far from a big truckload supply of illegal drugs. Taking the money, there are many on the
lookout for the one and they will eventually figure out it is he who has it,
including a psychotic killer (Javier Bardem as one of the screen’s recent great
villains) and he needs to figure out how to take the money and vanish. It does not help that he has a wife who is
still very close to her mother.
midst of this is an older lawman (Tommy Lee Jones) investigating everything as
the bodies pile up and it is carnage that forces him to wonder about life and
the future. Still, with a younger
colleague at his side, he delves deeper into the events between the
Texas/Mexico border and it will lead some involved beyond just the geographical
thing about this film is that it is very smart, is not animated radio, does not
spoon-feed the audience with clichés and not only makes the audience pay
attention, but gives them plenty of reasons to do so because this is so
good. Of course, many got stuck on the
ending, which many found sudden, but that proves that many were not paying
attention or (as was the case with the conclusion of The Sopranos) was not the clichéd shootout/peak ending with a tired
payoff. Instead, we get an ending with
irony and a profound point or two that is an extravagant, existential gesture
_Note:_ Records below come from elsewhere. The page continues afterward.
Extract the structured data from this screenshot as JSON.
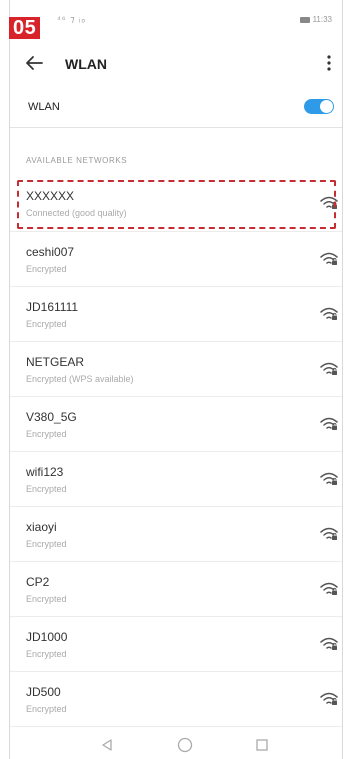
{
  "step_badge": "05",
  "status_bar": {
    "left": "⁴⁶ ⁊ ᵢₒ",
    "time": "11:33"
  },
  "app_bar": {
    "title": "WLAN"
  },
  "wlan": {
    "label": "WLAN",
    "enabled": true
  },
  "section": {
    "title": "AVAILABLE NETWORKS"
  },
  "networks": [
    {
      "name": "XXXXXX",
      "status": "Connected (good quality)"
    },
    {
      "name": "ceshi007",
      "status": "Encrypted"
    },
    {
      "name": "JD161111",
      "status": "Encrypted"
    },
    {
      "name": "NETGEAR",
      "status": "Encrypted (WPS available)"
    },
    {
      "name": "V380_5G",
      "status": "Encrypted"
    },
    {
      "name": "wifi123",
      "status": "Encrypted"
    },
    {
      "name": "xiaoyi",
      "status": "Encrypted"
    },
    {
      "name": "CP2",
      "status": "Encrypted"
    },
    {
      "name": "JD1000",
      "status": "Encrypted"
    },
    {
      "name": "JD500",
      "status": "Encrypted"
    }
  ],
  "colors": {
    "accent": "#2f9be8",
    "badge": "#d8232a",
    "highlight": "#c62c33"
  },
  "icons": [
    "back-arrow-icon",
    "more-vert-icon",
    "wifi-lock-icon",
    "nav-back-icon",
    "nav-home-icon",
    "nav-recent-icon"
  ]
}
that actually pays off if you think about it.
It still may not be satisfying to some and I had some issues with it I
cannot go into without spoiling the film, but since the film does not have a
false sense of closure, to suddenly expect one in such a realistic narrative
landscape is naïve. No Country For Old Men is a winner!
2.35 X 1 digital High Definition image was shot by the amazing Director of
Photography Roger Deakins, A.S.C., B.S.C., who once again delivers some amazing
shots and uses them to tell the story in ways only images can. In addition, he is one of the only persons
among hundreds who actually knows how to use digital internegative (DI)
technology with any imagination or ideas and here, he slightly discolors
outdoor scenes and does some other things with nuance that is as impressive as
his work on Martin Scorsese’s The
Aviator. The anamorphically enhanced
DVD tries to compete, but just can’t cut it.
Also, the DI has some second-generation black that can be seen in both
formats, but it is not always bad.
24/48 5.1 mix on the Blu-ray outdoes the Dolby Digital 5.1 on both discs,
though that is more competent than usual for a dated sound codec. Carter Burwell’s score is very good and
proves once again how underappreciated he is.
include three featurette pieces in both formats: Working
With The Coens, Diary Of A Country
Sheriff (neither more than ten minutes) and a making of featurette that is
about a half-hour. It does not offer any
answers to the film’s open ended mysteries, but all are very entertaining and
to be seen after you watch the film.
- Nicholas Sheffo